Input:
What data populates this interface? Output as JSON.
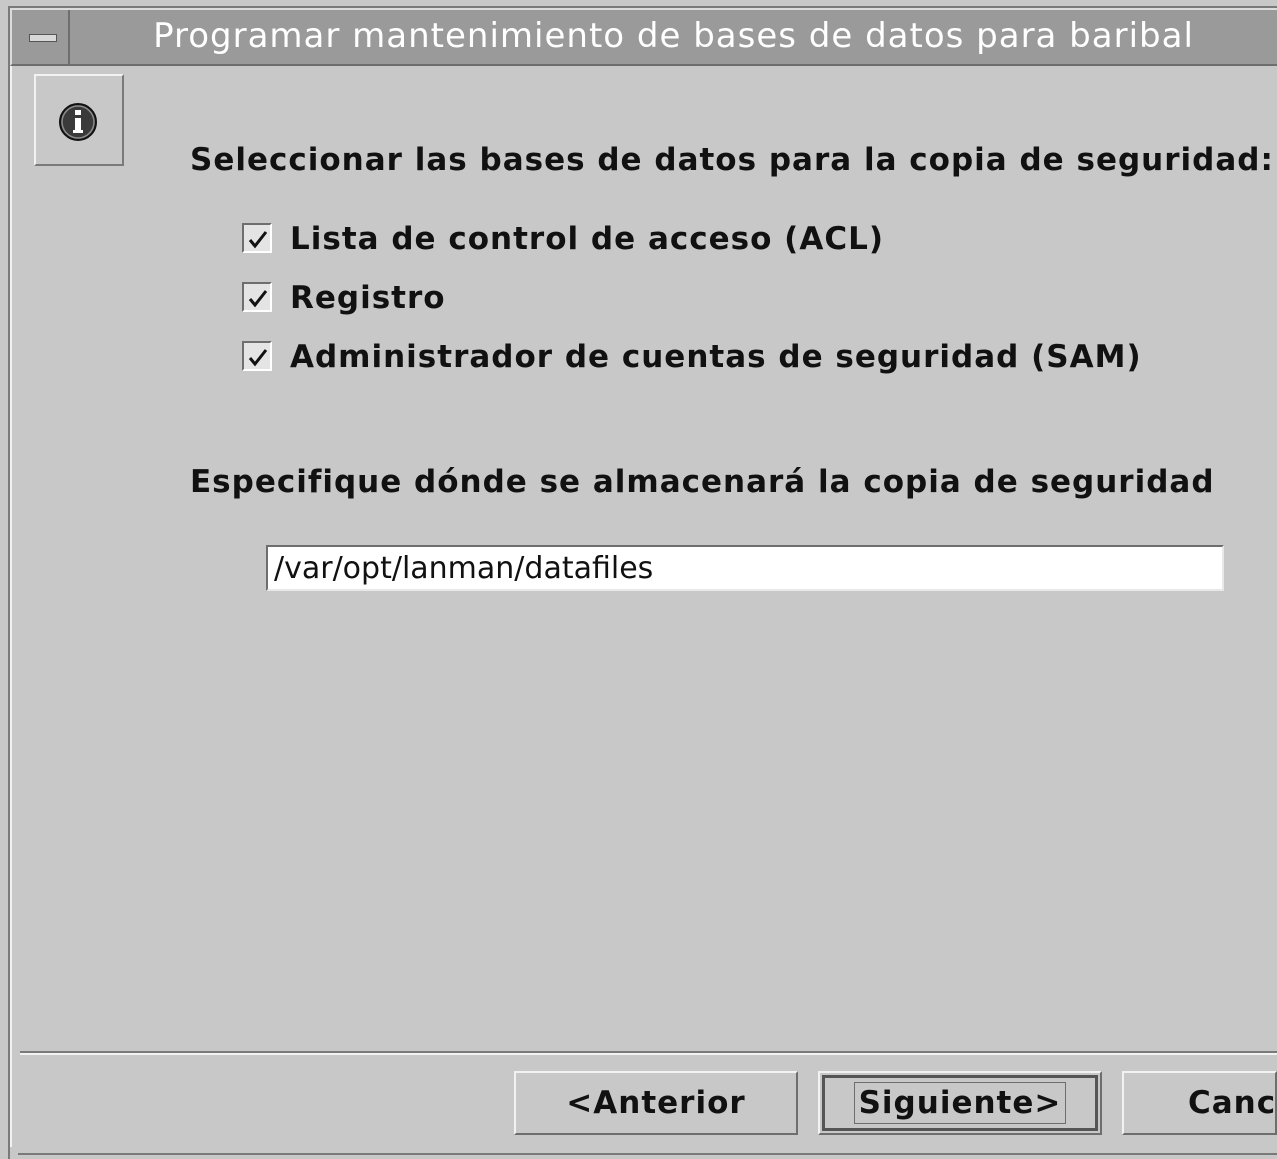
{
  "window": {
    "title": "Programar mantenimiento de bases de datos para baribal"
  },
  "icons": {
    "window_menu": "window-menu-icon",
    "info": "info-icon"
  },
  "databases": {
    "heading": "Seleccionar las bases de datos para la copia de seguridad:",
    "items": [
      {
        "label": "Lista de control de acceso (ACL)",
        "checked": true
      },
      {
        "label": "Registro",
        "checked": true
      },
      {
        "label": "Administrador de cuentas de seguridad (SAM)",
        "checked": true
      }
    ]
  },
  "location": {
    "heading": "Especifique dónde se almacenará la copia de seguridad",
    "path_value": "/var/opt/lanman/datafiles"
  },
  "buttons": {
    "back_label": "<Anterior",
    "next_label": "Siguiente>",
    "cancel_label": "Canc"
  },
  "colors": {
    "background": "#c8c8c8",
    "titlebar": "#9a9a9a",
    "title_text": "#ffffff"
  }
}
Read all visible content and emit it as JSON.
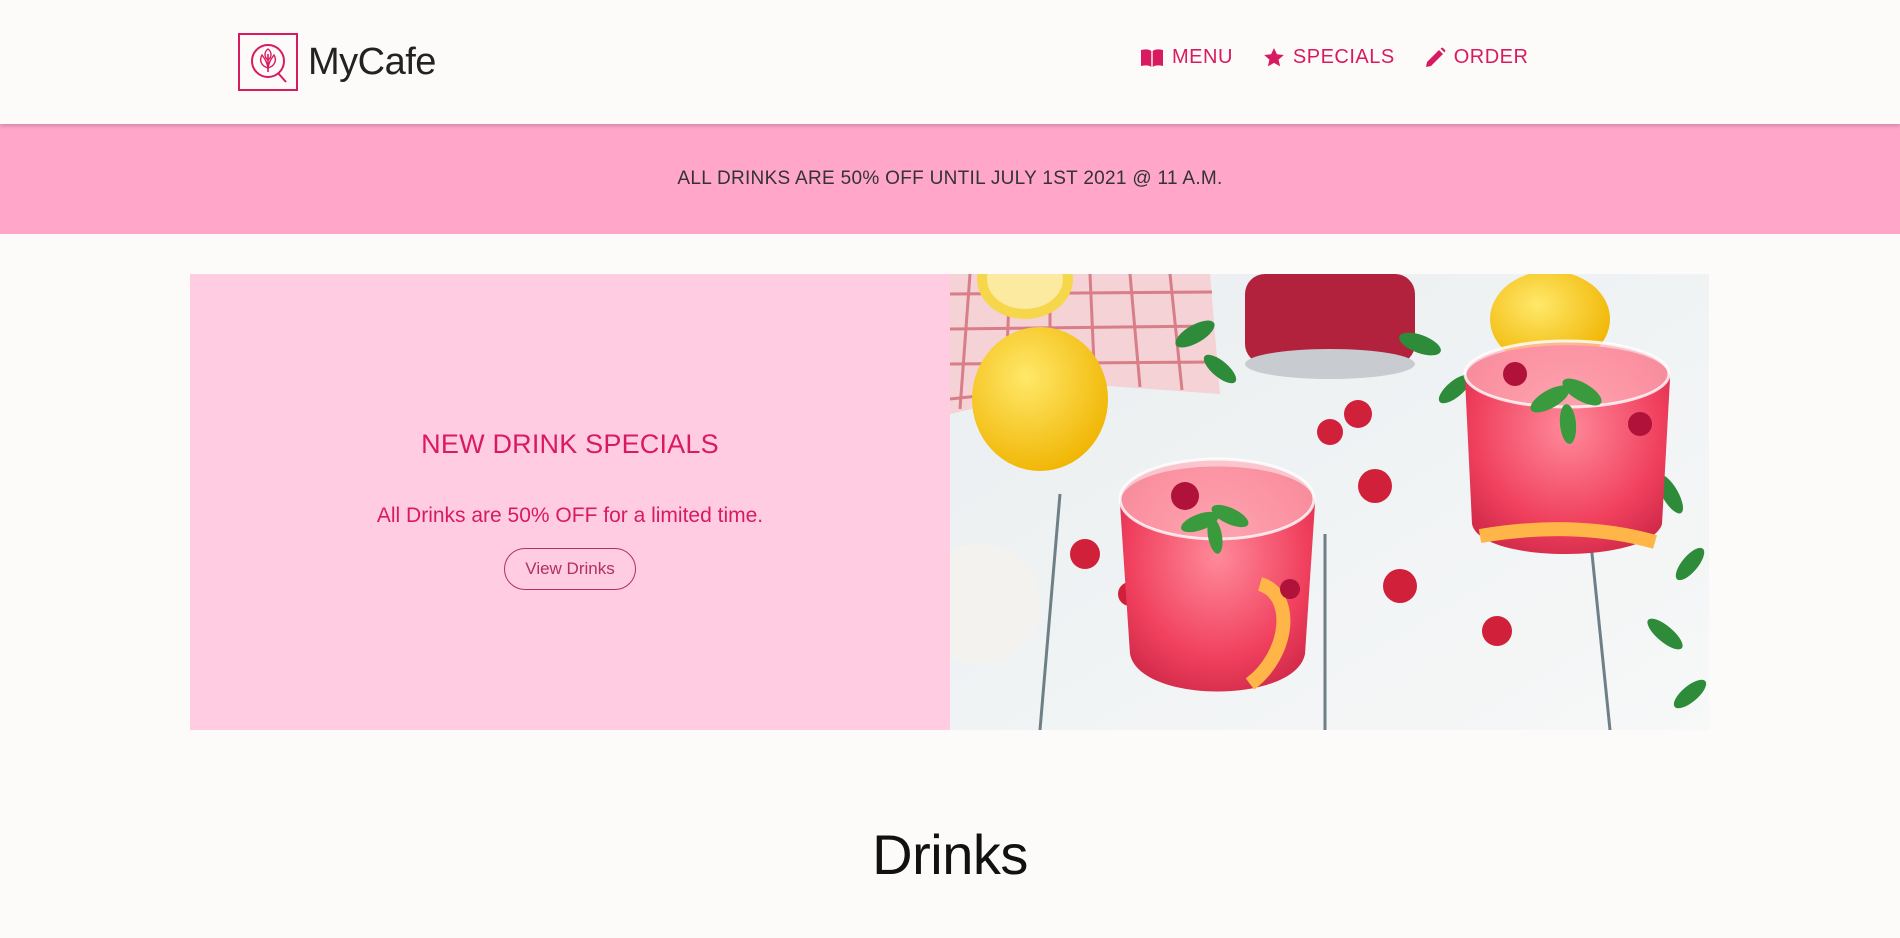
{
  "brand": {
    "name": "MyCafe",
    "accent_color": "#d81b60",
    "logo_icon": "coffee-leaf-icon"
  },
  "nav": {
    "items": [
      {
        "label": "MENU",
        "icon": "book-open-icon"
      },
      {
        "label": "SPECIALS",
        "icon": "star-icon"
      },
      {
        "label": "ORDER",
        "icon": "pencil-icon"
      }
    ]
  },
  "announcement": {
    "text": "ALL DRINKS ARE 50% OFF UNTIL JULY 1ST 2021 @ 11 A.M.",
    "background": "#ffa6c9"
  },
  "hero": {
    "title": "NEW DRINK SPECIALS",
    "subtitle": "All Drinks are 50% OFF for a limited time.",
    "button_label": "View Drinks",
    "panel_color": "#ffcce2"
  },
  "drinks_section": {
    "title": "Drinks"
  }
}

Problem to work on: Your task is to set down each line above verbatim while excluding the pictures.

Worked solution:
What data populates this interface? Output as JSON.
{
  "window": {
    "title": "Programar mantenimiento de bases de datos para baribal"
  },
  "icons": {
    "window_menu": "window-menu-icon",
    "info": "info-icon"
  },
  "databases": {
    "heading": "Seleccionar las bases de datos para la copia de seguridad:",
    "items": [
      {
        "label": "Lista de control de acceso (ACL)",
        "checked": true
      },
      {
        "label": "Registro",
        "checked": true
      },
      {
        "label": "Administrador de cuentas de seguridad (SAM)",
        "checked": true
      }
    ]
  },
  "location": {
    "heading": "Especifique dónde se almacenará la copia de seguridad",
    "path_value": "/var/opt/lanman/datafiles"
  },
  "buttons": {
    "back_label": "<Anterior",
    "next_label": "Siguiente>",
    "cancel_label": "Canc"
  },
  "colors": {
    "background": "#c8c8c8",
    "titlebar": "#9a9a9a",
    "title_text": "#ffffff"
  }
}
Read all visible content and emit it as JSON.
{
  "brand": {
    "name": "MyCafe",
    "accent_color": "#d81b60",
    "logo_icon": "coffee-leaf-icon"
  },
  "nav": {
    "items": [
      {
        "label": "MENU",
        "icon": "book-open-icon"
      },
      {
        "label": "SPECIALS",
        "icon": "star-icon"
      },
      {
        "label": "ORDER",
        "icon": "pencil-icon"
      }
    ]
  },
  "announcement": {
    "text": "ALL DRINKS ARE 50% OFF UNTIL JULY 1ST 2021 @ 11 A.M.",
    "background": "#ffa6c9"
  },
  "hero": {
    "title": "NEW DRINK SPECIALS",
    "subtitle": "All Drinks are 50% OFF for a limited time.",
    "button_label": "View Drinks",
    "panel_color": "#ffcce2"
  },
  "drinks_section": {
    "title": "Drinks"
  }
}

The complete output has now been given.